North, playing five-card majors and a strong no-trump, opened One Club and East overcalled with One Heart. As his heart holding seemed sure to be worth three tricks, South stretched slightly and jumped to Three No- trumps. West led !7 and declarer won with the jack.
There were eight top tricks and two possibilities of a ninth: the diamonds might break 3-3, or West might hold 4J. The latter looked the better bet (50 per cent as against 36 per cent), so at trick two declarer led 43 to the seven and jack. A heart came back and, as it seemed likely that East still held two spade entries and declarer's trick in the suit would come too late, South turned his attention to diamonds. The suit behaved and now there were nine tricks.
So, how could East have muddied the waters? Suppose that he wins the first spade lead with his king rather than the jack. South wins the heart return and perseveres with spades to be quietly infuriated when East turns up with an unsuspected jack.
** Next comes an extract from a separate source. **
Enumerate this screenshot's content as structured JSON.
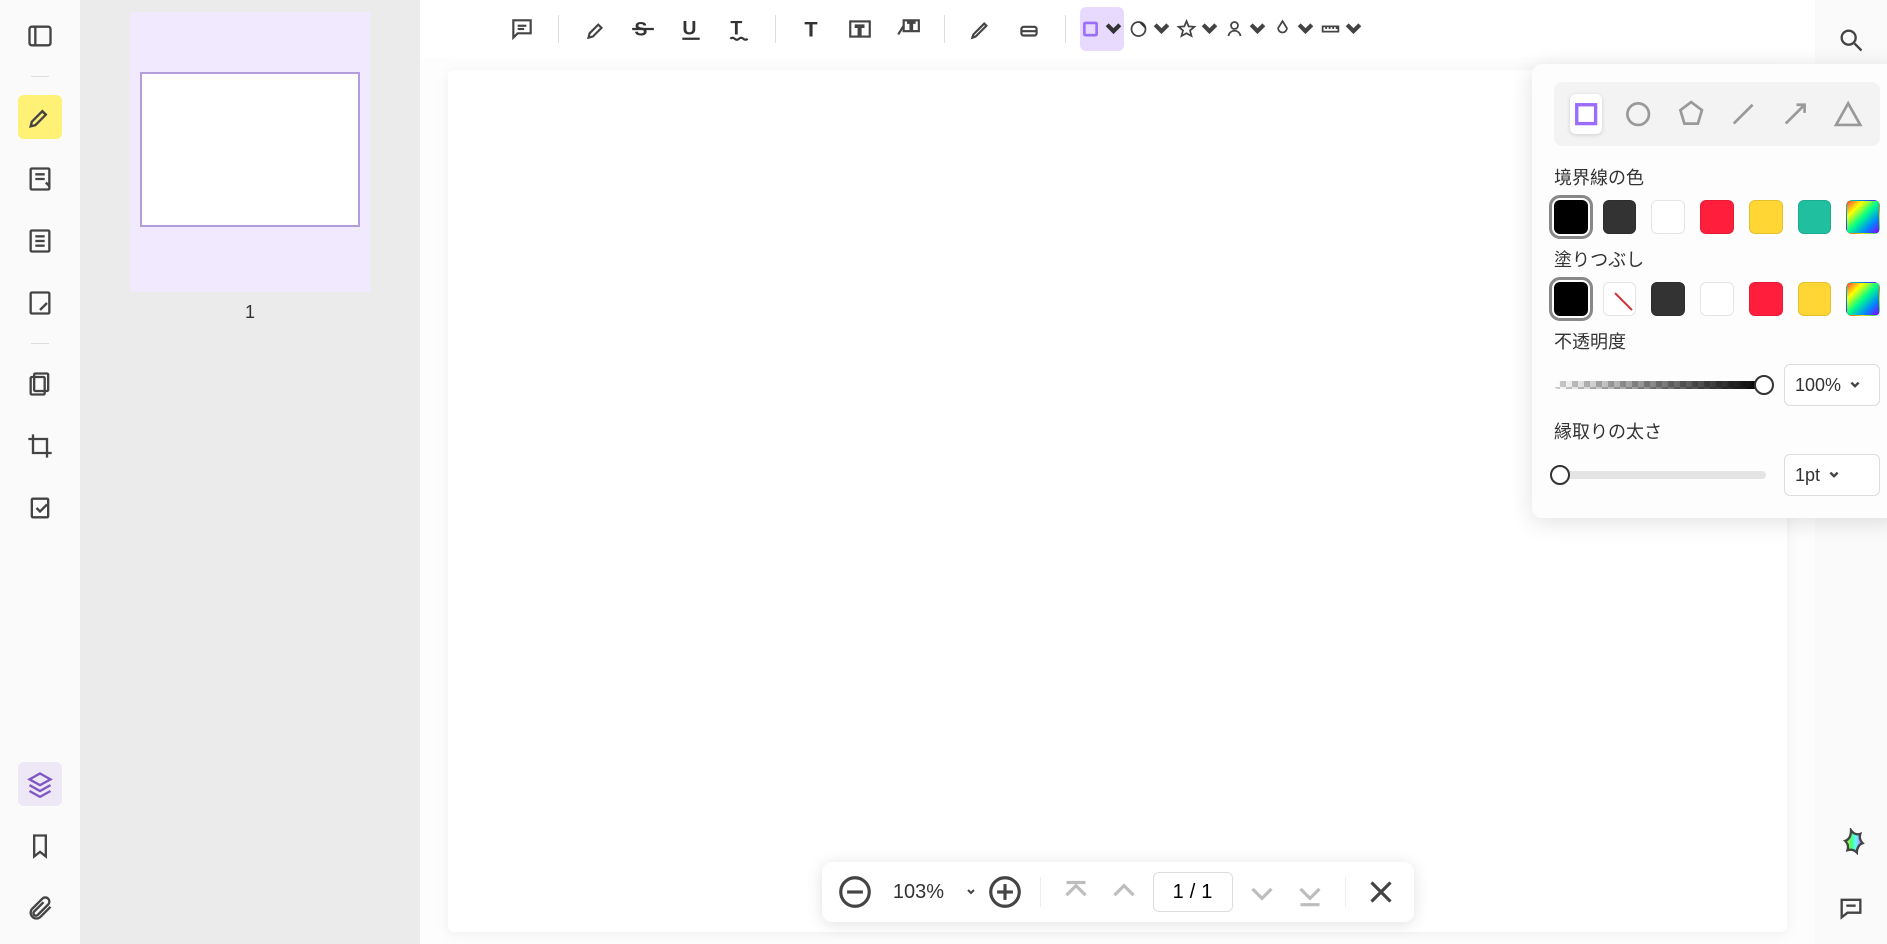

Now East clears the hearts and it is too late for declarer to try the diamonds.
It is the sort of ruse that is easy to miss in the heat of the moment, and yet, if you think about it, East's false-card could hardly have cost and might well have gained.Reuse content